# Isochron

In the mathematical theory of dynamical systems, an isochron is a set of initial conditions for the system that all lead to the same long-term behaviour.[1][2]

## Mathematical isochron

### An introductory example

Consider the ordinary differential equation for a solution ${\displaystyle y(t)}$  evolving in time:

${\displaystyle {\frac {d^{2}y}{dt^{2}}}+{\frac {dy}{dt}}=1}$

This ordinary differential equation (ODE) needs two initial conditions at, say, time ${\displaystyle t=0}$ . Denote the initial conditions by ${\displaystyle y(0)=y_{0}}$  and ${\displaystyle dy/dt(0)=y'_{0}}$  where ${\displaystyle y_{0}}$  and ${\displaystyle y'_{0}}$  are some parameters. The following argument shows that the isochrons for this system are here the straight lines ${\displaystyle y_{0}+y'_{0}={\mbox{constant}}}$ .

The general solution of the above ODE is

${\displaystyle y=t+A+B\exp(-t)}$

Now, as time increases, ${\displaystyle t\to \infty }$ , the exponential terms decays very quickly to zero (exponential decay). Thus all solutions of the ODE quickly approach ${\displaystyle y\to t+A}$ . That is, all solutions with the same ${\displaystyle A}$  have the same long term evolution. The exponential decay of the ${\displaystyle B\exp(-t)}$  term brings together a host of solutions to share the same long term evolution. Find the isochrons by answering which initial conditions have the same ${\displaystyle A}$ .

At the initial time ${\displaystyle t=0}$  we have ${\displaystyle y_{0}=A+B}$  and ${\displaystyle y'_{0}=1-B}$ . Algebraically eliminate the immaterial constant ${\displaystyle B}$  from these two equations to deduce that all initial conditions ${\displaystyle y_{0}+y'_{0}=1+A}$  have the same ${\displaystyle A}$ , hence the same long term evolution, and hence form an isochron.
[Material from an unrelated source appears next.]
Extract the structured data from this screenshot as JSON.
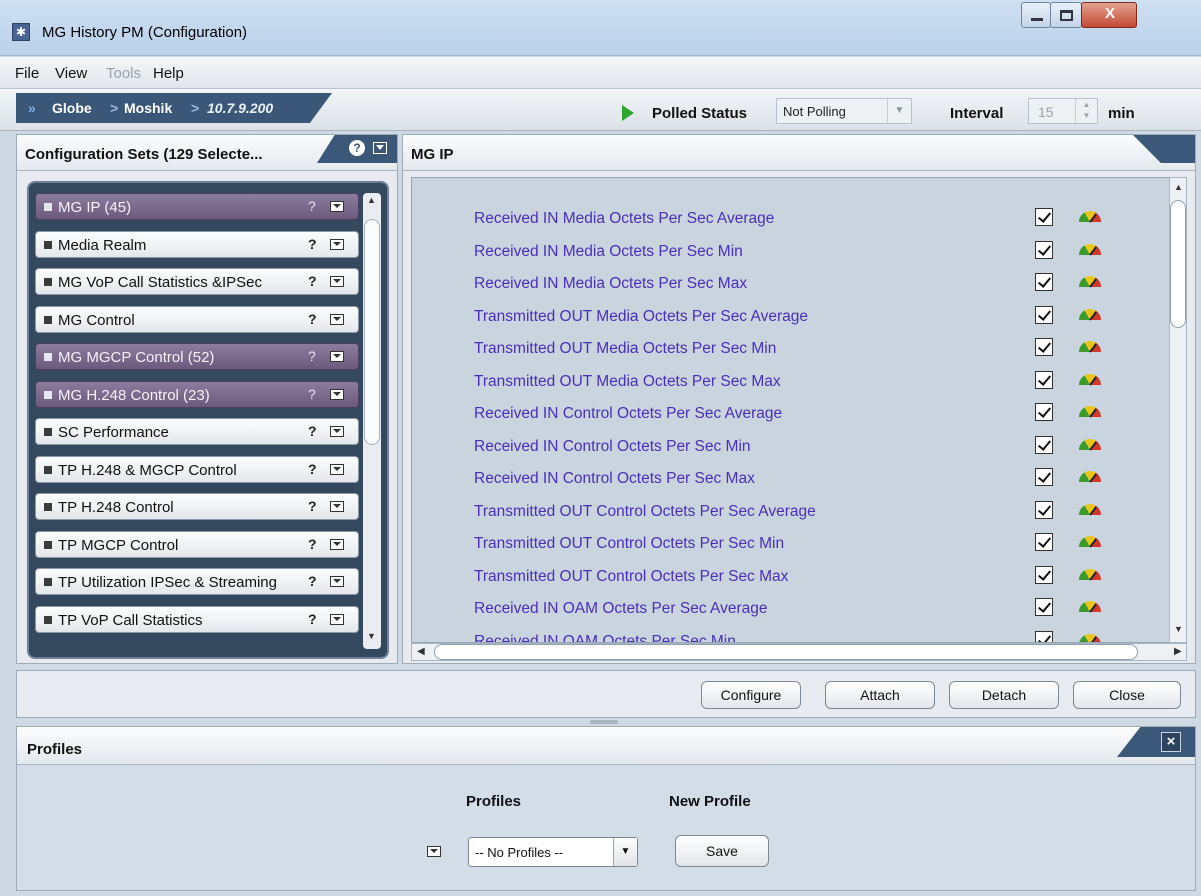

### Accurate forecasting requires isochrons

Let's turn to a more interesting application of the notion of isochrons. Isochrons arise when trying to forecast predictions from models of dynamical systems. Consider the toy system of two coupled ordinary differential equations

${\displaystyle {\frac {dx}{dt}}=-xy{\text{ and }}{\frac {dy}{dt}}=-y+x^{2}-2y^{2}}$

A marvellous mathematical trick is the normal form (mathematics) transformation.[3] Here the coordinate transformation near the origin

${\displaystyle x=X+XY+\cdots {\text{ and }}y=Y+2Y^{2}+X^{2}+\cdots }$

to new variables ${\displaystyle (X,Y)}$  transforms the dynamics to the separated form

${\displaystyle {\frac {dX}{dt}}=-X^{3}+\cdots {\text{ and }}{\frac {dY}{dt}}=(-1-2X^{2}+\cdots )Y}$

Hence, near the origin, ${\displaystyle Y}$  decays to zero exponentially quickly as its equation is ${\displaystyle dY/dt=({\text{negative}})Y}$ . So the long term evolution is determined solely by ${\displaystyle X}$ : the ${\displaystyle X}$  equation is the model.

Let us use the ${\displaystyle X}$  equation to predict the future. Given some initial values ${\displaystyle (x_{0},y_{0})}$  of the original variables: what initial value should we use for ${\displaystyle X(0)}$ ? Answer: the ${\displaystyle X_{0}}$  that has the same long term evolution. In the normal form above, ${\displaystyle X}$  evolves independently of ${\displaystyle Y}$ . So all initial conditions with the same ${\displaystyle X}$ , but different ${\displaystyle Y}$ , have the same long term evolution. Fix ${\displaystyle X}$  and vary ${\displaystyle Y}$  gives the curving isochrons in the ${\displaystyle (x,y)}$  plane. For example, very near the origin the isochrons of the above system are approximately the lines ${\displaystyle x-Xy=X-X^{3}}$ . Find which isochron the initial values ${\displaystyle (x_{0},y_{0})}$  lie on: that isochron is characterised by some ${\displaystyle X_{0}}$ ; the initial condition that gives the correct forecast from the model for all time is then ${\displaystyle X(0)=X_{0}}$ .

You may find such normal form transformations for relatively simple systems of ordinary differential equations, both deterministic and stochastic, via an interactive web site.[1]

## References

1. ^ J. Guckenheimer, Isochrons and phaseless sets, J. Math. Biol., 1:259–273 (1975)
2. ^ S.M. Cox and A.J. Roberts, Initial conditions for models of dynamical systems, Physica D, 85:126–141 (1995)
3. ^ A.J. Roberts, Normal form transforms separate slow and fast modes in stochastic dynamical systems, Physica A: Statistical Mechanics and its Applications 387:12–38 (2008)